Originally published on 16.Jan.2014 via INDESIGNLIVE HONG KONG
Above, Herzog & de Meuron’s winning M+ Building Competition.
The M+ Museum, the main cultural anchor of the West Kowloon Cultural District (WKCD), is slated to open in 2017. However, prior to its launch, the museum and its curatorial teams have been busy spending the last several months giving form to its vision as a “museum of visual culture” via a continuous effort on the building of its works – local, regional, and global. Prior to the unveiling of the museum’s Architecture Collection at ArtisTree last week, the museum so far has had a jump start with the news of its Sigg Collection thanks to a sizeable donation of over 1,500 pieces by Swiss collector, Uli Sigg, the world’s largest universally recognised private collector of Chinese contemporary art from the 1970’s to present.
Below, Utopic constructs by Urbanus, Steven Holl, and MAD Architects.
Excluding the Sigg Collection, M+ has since recently acquired around 800 works to date, of which 80 per cent are by local artists and designers. A percentage of this is of course the Architecture collection, the first and only one of its kind in Asia, consisting of models and drawings of realised and unrealised architectural and urban projects as it relates to Hong Kong and China, including all shortlisted entries to the actual design of M+ itself. The show, part of the museum’s “Mobile M+” series of exhibitions allow Hong Kong’s citizens to engage with the museum’s curated programmes in the people’s turf (site specific shows all over town), and is certainly more than a peek of things to come. This allows curator, Aric Chen, and Assistant Curator, Shirley Surya, to present their vision of what it means to house a permanent collection of Architecture as it relates to visual culture and the Hong Kong context.
Above, M+ Building Design entries by Shigeru Ban and Renzo Piano, respectively.
As of now, the vision for the exhibition – excluding the M+ competition collection – is posited via five lenses: Place Making (Architecture within locality), Crossed Transfers (Architectural form studies beyond cultural borders), Urban Laboratory (manifested urban strategies as it relates to Hong Kong), Critical Futures (grand Utopic ideals), and Digital Reality (conceptualisation of space via Computer-aided Design). I’m pretty sure the narratives will continue to evolve even beyond the Museum’s actual opening, as new issues and frameworks present themselves from now until then. However as it is presented at this moment, the chapters work well at indexing a varied collection, defined by multiple mediums.
Above, brick work by Jiakun Architects.

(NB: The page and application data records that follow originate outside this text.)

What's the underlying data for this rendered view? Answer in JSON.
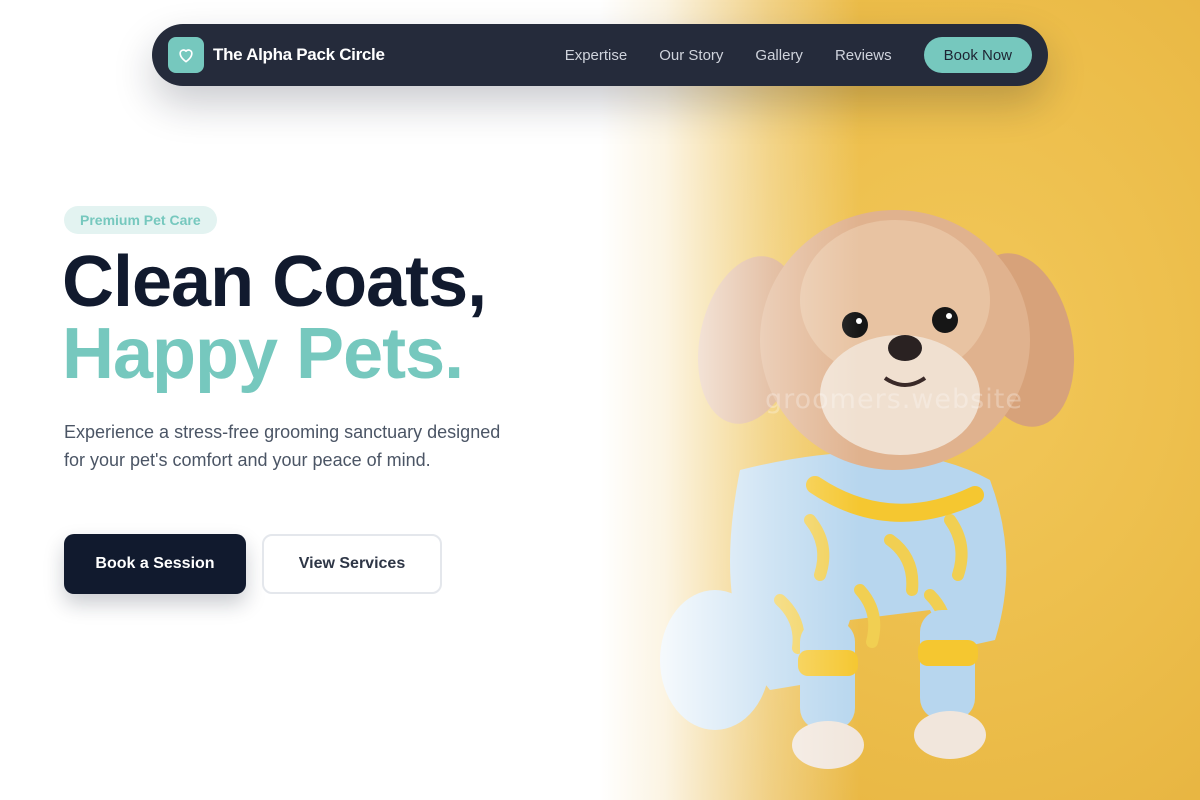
{
  "navbar": {
    "brand_name": "The Alpha Pack Circle",
    "brand_icon": "heart-icon",
    "links": [
      "Expertise",
      "Our Story",
      "Gallery",
      "Reviews"
    ],
    "cta_label": "Book Now"
  },
  "hero": {
    "badge": "Premium Pet Care",
    "headline_line1": "Clean Coats,",
    "headline_line2": "Happy Pets.",
    "description": "Experience a stress-free grooming sanctuary designed for your pet's comfort and your peace of mind.",
    "primary_button": "Book a Session",
    "secondary_button": "View Services",
    "image_watermark": "groomers.website"
  },
  "colors": {
    "accent": "#76c8be",
    "dark": "#111a2e",
    "navbar_bg": "#252b3b",
    "photo_background": "#ecbd4a"
  }
}
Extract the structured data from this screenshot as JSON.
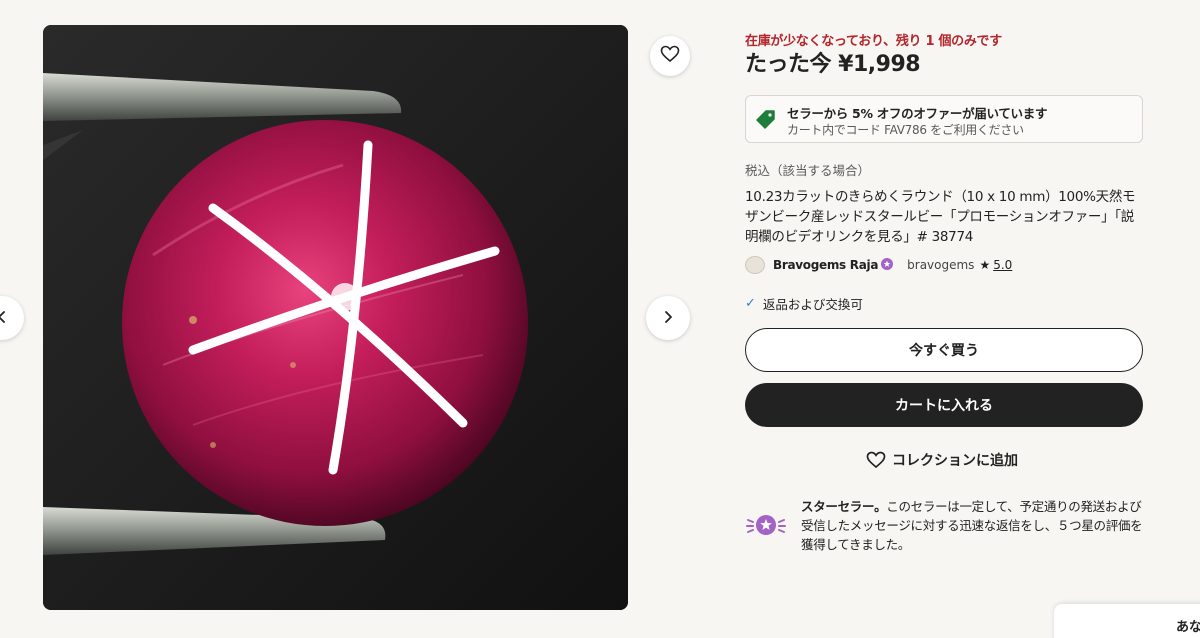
{
  "gallery": {
    "prev_icon": "chevron-left-icon",
    "next_icon": "chevron-right-icon",
    "favorite_icon": "heart-icon"
  },
  "listing": {
    "stock_alert": "在庫が少なくなっており、残り 1 個のみです",
    "price": "たった今 ¥1,998",
    "offer": {
      "title": "セラーから 5% オフのオファーが届いています",
      "subtitle": "カート内でコード FAV786 をご利用ください",
      "icon": "tag-icon",
      "icon_color": "#1e7d3a"
    },
    "tax_note": "税込（該当する場合）",
    "title": "10.23カラットのきらめくラウンド（10 x 10 mm）100%天然モザンビーク産レッドスタールビー「プロモーションオファー」「説明欄のビデオリンクを見る」# 38774",
    "shop": {
      "name": "Bravogems Raja",
      "handle": "bravogems",
      "star": "★",
      "rating": "5.0",
      "badge_color": "#a262c6"
    },
    "returns": {
      "check": "✓",
      "label": "返品および交換可"
    }
  },
  "actions": {
    "buy_now": "今すぐ買う",
    "add_to_cart": "カートに入れる",
    "add_to_collection": "コレクションに追加"
  },
  "star_seller": {
    "heading": "スターセラー。",
    "body": "このセラーは一定して、予定通りの発送および受信したメッセージに対する迅速な返信をし、５つ星の評価を獲得してきました。",
    "icon": "star-seller-badge-icon"
  },
  "chat": {
    "label": "あな"
  },
  "colors": {
    "accent_dark": "#222222",
    "alert_red": "#b3262c",
    "background": "#f7f6f3"
  }
}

Scale models of stand-alone buildings from designers Ai Wei Wei, Steven Holl, and William Lim of CL3 are placed adjacent to full sized brick works via Jiakun Architects’ “Rebirth Brick” project for the survivors of the 2008 Wenchuan earthquake. Original courtyard drawings by modernist master Ludwig Mies van der Rohe are exhibited adjacent to studies of courtyards by Jackson Wong Chack Sang, who founded Wong & Ouyang. Of course models of completed typical Hong Kong residential towers by Rocco Design Architects and unbuilt dream towers by MAD are expected of architecture shows, but it’s the critical studies by the likes of artists such as MAP Office, anothermountainman, and Cao Fei, that really give us a full picture of the affect of Hong Kong and China’s building culture.
Below, Photographs by anothermountainman.
MAD Office’s Laurent Gutierrez and Valerie Portefaix question the grim practice of luxury tower design as subservient to the developer’s marketing message, usually as muddled euro-centric desires of the nouveau riche. Anothermountainman’s large-scale photographic prints reframe China and Taiwan’s uncompleted development dreams. Perhaps the best work that spoke to me in the whole collection is the one by artist Cao Fei, titled “The Birth of RMB City (2007)”, a video simulation of a virtual city comprising an amalgamation of architectures from China, Macau, and Hong Kong, built and destroyed within the online world of Second Life. I call it a critique of a building frenzy led by money; others would define it as an introspective work of the built environment.
Below, Cao Fei’s “RMB CIty” Video Installation and works by MAP Office.
According to curator Aric Chen, “collecting architecture requires both humility and judgment… (with) a constant awareness that what and how a museum collects can have an impact on architectural practice itself.” The impact of such a collection to the building industry will only be clear several years from now, however with so much being torn down and built in China and Hong Kong these days, a building archive such as this one is necessary if only to define an architectural identity before it disappears completely to yet another one of the region’s bullet speed urban redevelopment projects.
VISIT Mobile M+: The Museum and Architecture Collection will be held from 10 Jan – 9 Feb 2014. Opens daily from 10am – 8pm. ArtisTree, 1F Cornwall House, Taikoo Place, Island East, Hong Kong.